Life presents us, intimately and immanently, with a series of diverse and puzzling aporia. One event and its interpretation, occurring in the simultaneous context of another and differing event, leads us to reflect on the limits of language in order to adequately negotiate the limits of human experience. The process of perplexity in the face of disjunctive similitudes we may call aporesis. There are many examples of what can henceforth be called aporia_concepts mutually necessary but paradoxical, contradictory expectations of the human condition. The mutual imbrications of nature and culture, the presence of the past in the present, or the contradictions of the modern-self concept are all fundamental examples of aporetic structures. This book attempts, through a series of interpretive discussions, to confront a number of well-known perplexities in their structural form of disjunctive moments, of interpretive contexts of 'this is' and 'this is not.'
G.V. Loewen is Assistant Professor of Sociology at Northwest Missouri State University and author of Hermeneutical Apprenticeships (University Press of America, 2003). Dr. Loewen holds a Ph.D. in Sociology and Anthropology from the University of British Columbia. This is his third book.

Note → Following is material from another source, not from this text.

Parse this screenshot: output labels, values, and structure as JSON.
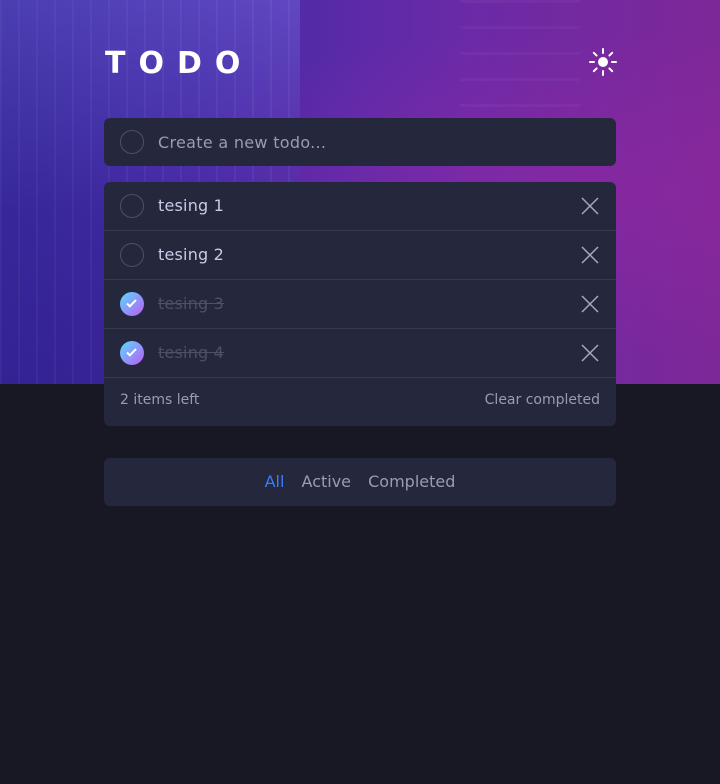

Chapter 1 Introduction: Aporia, Aporetic, Aporesis Chapter 2 Two Interpretations: The Irresponsibility Thesis and its Understanding of Nature; The Interpretive Turn in Archaeology Chapter 3 Three Fragments from Fragwurdigheit: Nietzsche and the Hermeneutics of Posthumous Birth; The Concept of Culture from Nietzsche to Sapir; On Race and Sex in an Extra-Moral Sense Chapter 4 Four Authors of the Aporesis: Foucault's Archaeology of Knowledge; Goody's Anthropological Other; Dumont's Economic Man; Peart's Poetics in the Light of Gadamer Chapter 5 Conclusion: Epilogoi Chapter 6 Notes Chapter 7 References